The Charcoal Boys: Child Labour in Lebanon

Bebnine is one of many small towns in northern Lebanon that have seen an influx of Syrian refugees in recent months. Many of the new residents are children, whose education has been disrupted. A lot of them must work to support their families instead of studying to lay the foundations for a bright future. This set of photographs by Andrew McConnell, documents one group of boys who risk their health by working for a charcoal seller in Bebnine. Aged between 11 and 15 years old, they earn the equivalent of less than 70 US cents an hour filling, weighing and carrying sacks of charcoal. It's hard work and after an average eight-hour day they are covered in charcoal dust. Throughout the region, an estimated one in ten Syrian refugee children is engaged in child labour.

The Charcoal Boys: Child Labour in Lebanon

A Bleak Milestone in Lebanon, Visualized

The number of refugees fleeing from Syria into neighbouring Lebanon passed the 1 million mark today, a bleak milestone exacerbated by rapidly depleting resources and a host community stretched to breaking point.

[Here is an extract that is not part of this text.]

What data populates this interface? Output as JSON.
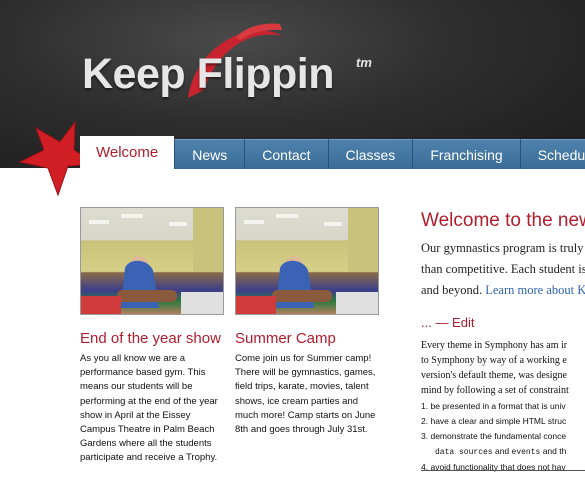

A Bleak Milestone in Lebanon, Visualized

A Face in a Million: the Struggle of Syria's Refugees in Lebanon

They are everywhere in Lebanon - 1 million Syrian refugees, in a land of 4.8 million people. There are no refugee camps in Lebanon. Instead, most rent apartments and others live in makeshift shelters and in garages, factories and prisons. Three years after the Syria crisis began, Lebanon has become the country with the highest concentration per capita of refugees in the world. It's struggling to keep pace with the influx. Rents have spiked, accommodation is scarce; food prices are rising. Meanwhile, a generation could be lost. Half of Syria's refugees are children; most don't go to school. Instead many of them work to help their families survive. Some marry early, others must beg to make a bit of money. Yet they share the same dream of getting an education.

In the northern city of Tripoli, many of the Syrians live in Al Tanak district, dubbed "Tin City." Long home to poor locals, it is now a surreal suburb - garbage piled to one side, a Ferris wheel on the other. The inhabitants share their dwellings with rats. "They're as big as cats," said one. "They're not scared of us, we're scared of them."

Award-winning photojournalist Lynsey Addario visited Tin City and other areas of Lebanon with UNHCR to show the faces and suffering of Syrians to the world. Addario, in publications such as The New York Times and National Geographic, has highlighted the victims of conflict and rights abuse around the world, particularly women.

A Face in a Million: the Struggle of Syria's Refugees in Lebanon

Lebanon: The Natural HumanitarianPlay video

Lebanon: The Natural Humanitarian

In Lebanon, UNHCR refugee volunteers are helping their fellow Syrians to adjust to life in exile. This is the story of one – Dr. Ahmed, a 45-year-old dermatologist who fled to Lebanon in 2011 and now travels through Tripoli, caring for the wounded.
Statelessness in Lebanon: Leal's StoryPlay video

Statelessness in Lebanon: Leal's Story

"To be stateless is like you don't exist, you simply don't exist. You live in a parallel world with no proof of your identity," says Leal.
Lebanon: UN Agency Chiefs Visit Bekaa RefugeesPlay video

Lebanon: UN Agency Chiefs Visit Bekaa Refugees

The heads of UNHCR and the UN Development Programme visited Syrian refugees and joint projects in the Bekaa Valley, Lebanon. High Commissioner António Guterres said that the Syria crisis had become the worst humanitarian tragedy of our times.